St Mary, Selborne

St John the Baptist, Greatham

Old Church of St John, Greatham

Greatham is a comfortable little village with two churches: one mediaeval one, part ruin, which is no longer in use as a church and now maintained by the village; and a short distance away, an imposing Victorian replacement.

The old church had an aiseless nave and chancel. The nave is now ruinous and roofless, though the walls survive to sufficient height to get an idea of the arrangement. The west window as attractive Y-tracery.

The chancel has a tiled roof and cement-rendered walls (on malmstone and ironstone),
and an 18th century chancel arch. Items of interest include a  Jacobean communion rail, an old font bowl, and 18th and 19th century wall monuments. But the prize is a lovely classical table tomb, dedicated to Dame Marjory Caryll (d. 1632), surmounted by a delightful recumbent effigy.

A key to the chancel may be obtained from local villagers - details on the noticeboard.

Wednesday, 5 August 2015

St Mary, Bepton

St Andrew, Didling

Situated high up on the northern slopes of the South Downs, Didling is well-known as the "Shepherd's Church". It lies at the end of a lane, quite isolated, surrounded by fields and trees.

The building is a simple 13th cell, with the nave and chancel without aisles or a chancel arch. The joy lies not just in its location, but in its unrestored feel, with rustic mediaeval pews and Jacobean altar rail, and a simple 12th century tub font. The church has no electricity and is candle-lit in winter, with candle-holders on the pew ends and simple candle holders hanging from the ceiling - chandelier isn't really the right word here.

The churchyard has a great yew, axe recalling an attempt to fell it in the 19th century. It was saved by the intervention of a passing parishioner.

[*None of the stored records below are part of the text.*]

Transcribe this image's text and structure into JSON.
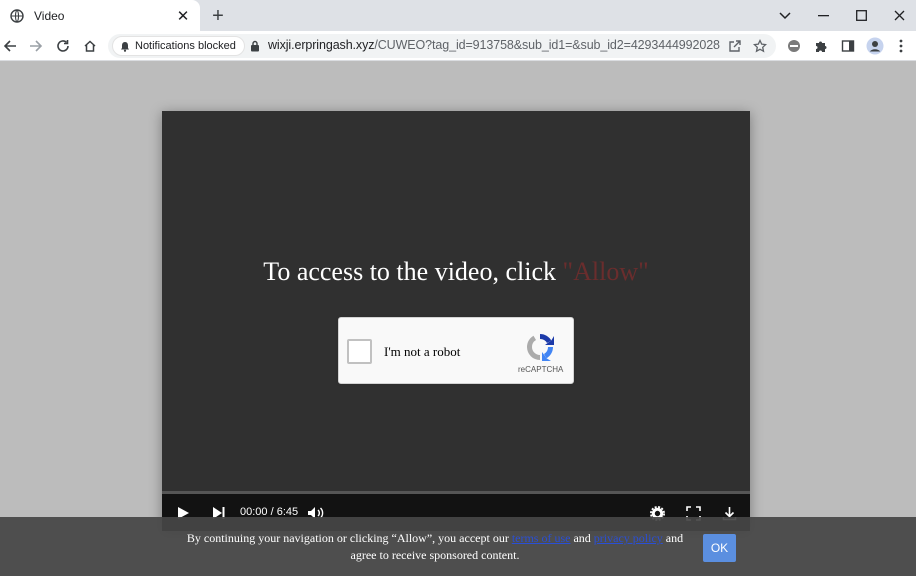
{
  "tab": {
    "title": "Video",
    "close_icon": "close-icon",
    "favicon": "globe-icon"
  },
  "toolbar": {
    "notifications_chip": "Notifications blocked",
    "url_host": "wixji.erpringash.xyz",
    "url_path": "/CUWEO?tag_id=913758&sub_id1=&sub_id2=429344499202851..."
  },
  "page": {
    "headline_text": "To access to the video, click",
    "headline_allow": "\"Allow\"",
    "captcha_label": "I'm not a robot",
    "captcha_brand": "reCAPTCHA",
    "timecode": "00:00 / 6:45",
    "progress": 0.0
  },
  "consent": {
    "text_1": "By continuing your navigation or clicking “Allow”, you accept our",
    "link_terms": "terms of use",
    "text_and": "and",
    "link_privacy": "privacy policy",
    "text_2": "and",
    "text_3": "agree to receive sponsored content.",
    "ok_label": "OK"
  },
  "colors": {
    "accent_ok": "#5b8fe0",
    "progress_red": "#d62a2a",
    "allow_red": "#6a2d2d"
  }
}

St Andrew, Bugshill Lane, Didling, West Sussex, GU29 0LG

St Paul, Elsted